Histaminergic modulation of nonspecific plasticity of the auditory system and differential gating.

Journal of neurophysiology

PubMedID: 23136340

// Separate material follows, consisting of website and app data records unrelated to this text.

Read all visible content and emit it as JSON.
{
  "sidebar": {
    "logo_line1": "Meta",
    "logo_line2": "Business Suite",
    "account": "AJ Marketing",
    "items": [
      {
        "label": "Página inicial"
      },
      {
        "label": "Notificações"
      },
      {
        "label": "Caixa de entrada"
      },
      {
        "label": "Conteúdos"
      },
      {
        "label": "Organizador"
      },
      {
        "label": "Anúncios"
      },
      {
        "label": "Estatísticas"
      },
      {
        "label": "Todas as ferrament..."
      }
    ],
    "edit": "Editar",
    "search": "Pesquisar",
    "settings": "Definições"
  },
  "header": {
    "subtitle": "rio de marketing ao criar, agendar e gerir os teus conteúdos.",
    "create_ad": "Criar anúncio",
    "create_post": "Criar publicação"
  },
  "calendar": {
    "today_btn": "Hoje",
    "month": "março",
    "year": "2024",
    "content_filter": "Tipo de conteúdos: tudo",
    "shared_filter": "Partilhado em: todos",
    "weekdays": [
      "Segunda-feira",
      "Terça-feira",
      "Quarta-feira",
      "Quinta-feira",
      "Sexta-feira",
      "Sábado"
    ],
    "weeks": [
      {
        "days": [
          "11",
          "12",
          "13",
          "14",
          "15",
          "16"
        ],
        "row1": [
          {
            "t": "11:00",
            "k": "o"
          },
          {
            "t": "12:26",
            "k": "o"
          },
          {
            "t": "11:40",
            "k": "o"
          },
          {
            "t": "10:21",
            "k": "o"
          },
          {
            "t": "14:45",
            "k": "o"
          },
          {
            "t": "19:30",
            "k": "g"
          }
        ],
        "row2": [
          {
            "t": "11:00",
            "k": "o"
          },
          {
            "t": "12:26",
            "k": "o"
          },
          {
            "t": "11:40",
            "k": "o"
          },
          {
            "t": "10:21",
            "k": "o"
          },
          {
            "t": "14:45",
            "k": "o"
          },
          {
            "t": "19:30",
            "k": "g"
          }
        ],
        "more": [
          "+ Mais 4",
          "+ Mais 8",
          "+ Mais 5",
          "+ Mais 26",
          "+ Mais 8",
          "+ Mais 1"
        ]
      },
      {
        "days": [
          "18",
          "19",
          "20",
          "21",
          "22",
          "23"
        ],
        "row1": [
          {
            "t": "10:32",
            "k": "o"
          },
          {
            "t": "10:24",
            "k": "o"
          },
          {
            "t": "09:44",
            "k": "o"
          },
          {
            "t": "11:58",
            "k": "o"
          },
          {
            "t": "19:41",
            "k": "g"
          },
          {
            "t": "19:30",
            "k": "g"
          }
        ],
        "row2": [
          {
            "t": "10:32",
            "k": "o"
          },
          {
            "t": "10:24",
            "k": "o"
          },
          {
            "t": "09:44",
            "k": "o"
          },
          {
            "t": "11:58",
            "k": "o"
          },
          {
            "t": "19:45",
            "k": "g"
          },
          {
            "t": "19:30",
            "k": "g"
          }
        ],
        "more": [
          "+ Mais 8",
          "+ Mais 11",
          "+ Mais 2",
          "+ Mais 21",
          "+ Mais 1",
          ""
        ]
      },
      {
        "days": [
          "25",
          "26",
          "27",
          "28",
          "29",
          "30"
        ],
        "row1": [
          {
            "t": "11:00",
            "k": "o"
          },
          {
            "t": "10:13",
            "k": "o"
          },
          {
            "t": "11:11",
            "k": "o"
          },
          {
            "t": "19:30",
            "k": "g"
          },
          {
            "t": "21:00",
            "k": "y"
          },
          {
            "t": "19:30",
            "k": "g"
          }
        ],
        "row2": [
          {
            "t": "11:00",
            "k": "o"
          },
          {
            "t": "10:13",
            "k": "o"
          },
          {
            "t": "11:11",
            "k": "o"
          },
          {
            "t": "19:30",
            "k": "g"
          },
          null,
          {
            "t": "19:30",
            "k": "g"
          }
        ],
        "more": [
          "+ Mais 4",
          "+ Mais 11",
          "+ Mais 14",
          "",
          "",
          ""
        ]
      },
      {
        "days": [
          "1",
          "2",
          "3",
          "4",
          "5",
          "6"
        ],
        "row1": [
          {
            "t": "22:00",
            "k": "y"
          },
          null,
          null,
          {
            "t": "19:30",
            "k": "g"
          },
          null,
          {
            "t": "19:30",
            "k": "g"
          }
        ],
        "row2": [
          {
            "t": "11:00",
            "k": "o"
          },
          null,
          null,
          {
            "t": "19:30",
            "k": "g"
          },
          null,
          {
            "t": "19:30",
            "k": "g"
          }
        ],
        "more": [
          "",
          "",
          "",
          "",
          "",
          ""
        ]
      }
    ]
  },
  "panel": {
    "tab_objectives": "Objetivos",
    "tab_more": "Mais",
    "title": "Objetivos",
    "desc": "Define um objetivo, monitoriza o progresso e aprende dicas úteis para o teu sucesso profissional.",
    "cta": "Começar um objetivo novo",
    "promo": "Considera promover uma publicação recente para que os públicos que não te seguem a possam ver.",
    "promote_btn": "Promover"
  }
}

Ji W, Suga N. Histaminergic modulation of nonspecific plasticity of the auditory system and differential gating. J Neurophysiol. 2013;109(3):792-802.
In the auditory system of the big brown bat (Eptesicus fuscus), paired conditioned tonal (CS) and unconditioned leg stimuli (US) for auditory fear conditioning elicit tone-specific plasticity represented by best-frequency (BF) shifts that are augmented by acetylcholine, whereas unpaired CS and US for pseudoconditioning elicit a small BF shift and prominent nonspecific plasticity at the same time. The latter represents the nonspecific augmentations of auditory responses accompanied by the broadening of frequency tuning and decrease in threshold. It is unknown which neuromodulators are important in evoking the nonspecific plasticity. We found that histamine (HA) and an HA3 receptor (HA3R) agonist (a-methyl-HA) decreased, but an HA3R antagonist (thioperamide) increased, cortical auditory responses; that the HA3R agonist applied to the primary auditory cortex before pseudoconditioning abolished the nonspecific augmentation in the cortex without affecting the small cortical BF shift; and that antagonists of acetylcholine, norepinephrine, dopamine, and serotonin receptors did not abolish the nonspecific augmentation elicited by pseudoconditioning. The histaminergic system plays an important role in eliciting the arousal and defensive behavior, possibly through nonspecific augmentation. Thus HA modulates the nonspecific augmentation, whereas acetylcholine amplifies the BF shifts. These two neuromodulators may mediate differential gating of cortical plasticity.